● Exercise goal
Identify all lines of the data containing the string "JSON" and copy them.
──────
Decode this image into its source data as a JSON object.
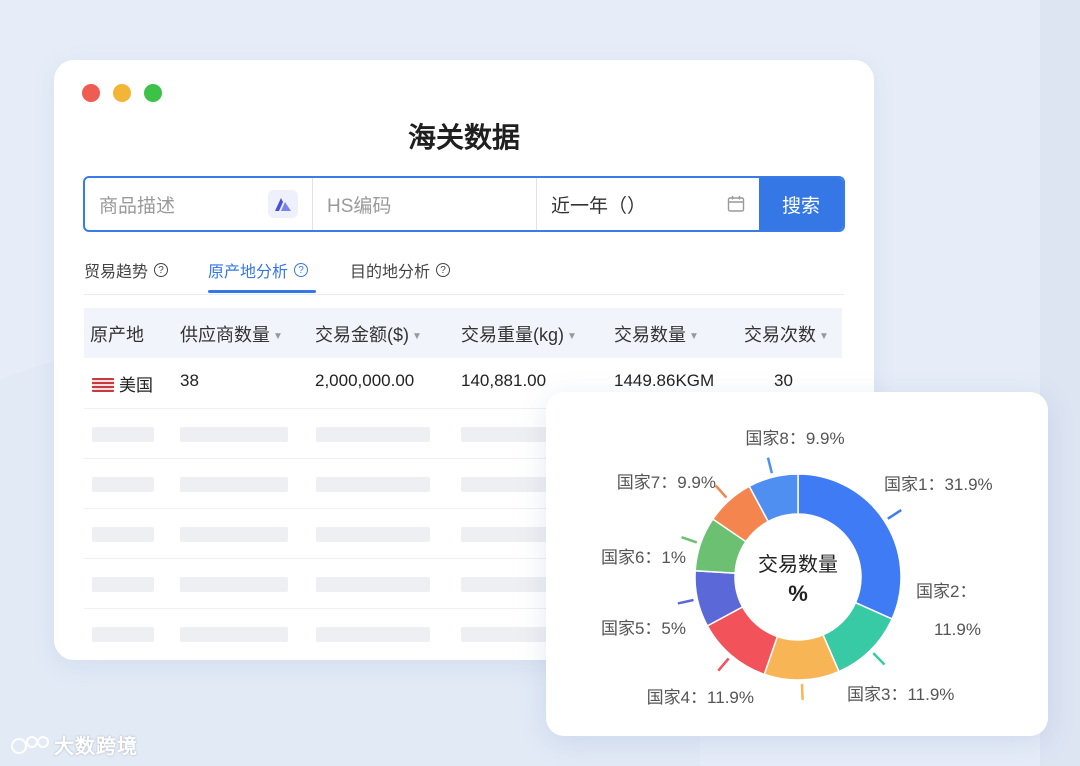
{
  "window": {
    "title": "海关数据"
  },
  "search": {
    "product_placeholder": "商品描述",
    "hs_placeholder": "HS编码",
    "date_range_value": "近一年（）",
    "button_label": "搜索"
  },
  "tabs": [
    {
      "label": "贸易趋势",
      "active": false
    },
    {
      "label": "原产地分析",
      "active": true
    },
    {
      "label": "目的地分析",
      "active": false
    }
  ],
  "table": {
    "columns": [
      "原产地",
      "供应商数量",
      "交易金额($)",
      "交易重量(kg)",
      "交易数量",
      "交易次数"
    ],
    "rows": [
      {
        "origin": "美国",
        "suppliers": "38",
        "amount": "2,000,000.00",
        "weight": "140,881.00",
        "quantity": "1449.86KGM",
        "count": "30"
      }
    ]
  },
  "chart_data": {
    "type": "pie",
    "center_label": "交易数量",
    "center_sublabel": "%",
    "slices": [
      {
        "label": "国家1：31.9%",
        "value": 31.9,
        "color": "#3e7bf5"
      },
      {
        "label_line1": "国家2：",
        "label_line2": "11.9%",
        "value": 11.9,
        "color": "#38c9a5"
      },
      {
        "label": "国家3：11.9%",
        "value": 11.9,
        "color": "#f7b555"
      },
      {
        "label": "国家4：11.9%",
        "value": 11.9,
        "color": "#f2535a"
      },
      {
        "label": "国家5：5%",
        "value": 8.9,
        "color": "#5b68d8"
      },
      {
        "label": "国家6：1%",
        "value": 8.6,
        "color": "#6cc071"
      },
      {
        "label": "国家7：9.9%",
        "value": 7.7,
        "color": "#f5854e"
      },
      {
        "label": "国家8：9.9%",
        "value": 7.9,
        "color": "#4f8ff2"
      }
    ]
  },
  "colors": {
    "accent": "#3477e5",
    "background": "#e4ebf7"
  },
  "watermark": "大数跨境"
}
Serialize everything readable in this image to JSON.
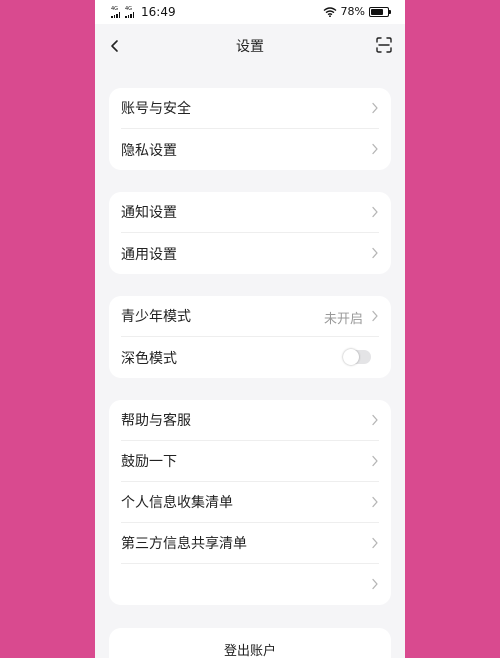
{
  "status_bar": {
    "signal1": "4G",
    "signal2": "4G",
    "time": "16:49",
    "battery": "78%",
    "battery_level": 0.78
  },
  "header": {
    "title": "设置"
  },
  "groups": [
    {
      "items": [
        {
          "label": "账号与安全"
        },
        {
          "label": "隐私设置"
        }
      ]
    },
    {
      "items": [
        {
          "label": "通知设置"
        },
        {
          "label": "通用设置"
        }
      ]
    },
    {
      "items": [
        {
          "label": "青少年模式",
          "value": "未开启"
        },
        {
          "label": "深色模式",
          "toggle": false
        }
      ]
    },
    {
      "items": [
        {
          "label": "帮助与客服"
        },
        {
          "label": "鼓励一下"
        },
        {
          "label": "个人信息收集清单"
        },
        {
          "label": "第三方信息共享清单"
        },
        {
          "label": ""
        }
      ]
    }
  ],
  "footer": {
    "logout_label": "登出账户"
  },
  "icons": [
    "back-icon",
    "scan-icon",
    "chevron-right-icon",
    "wifi-icon",
    "battery-icon",
    "signal-icon"
  ],
  "colors": {
    "background": "#d94a8f",
    "page": "#f5f5f7",
    "card": "#ffffff",
    "secondary_text": "#999999"
  }
}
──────
● Exercise answer
Decode this image into its source data as a JSON object.
Serialize everything readable in this image to JSON.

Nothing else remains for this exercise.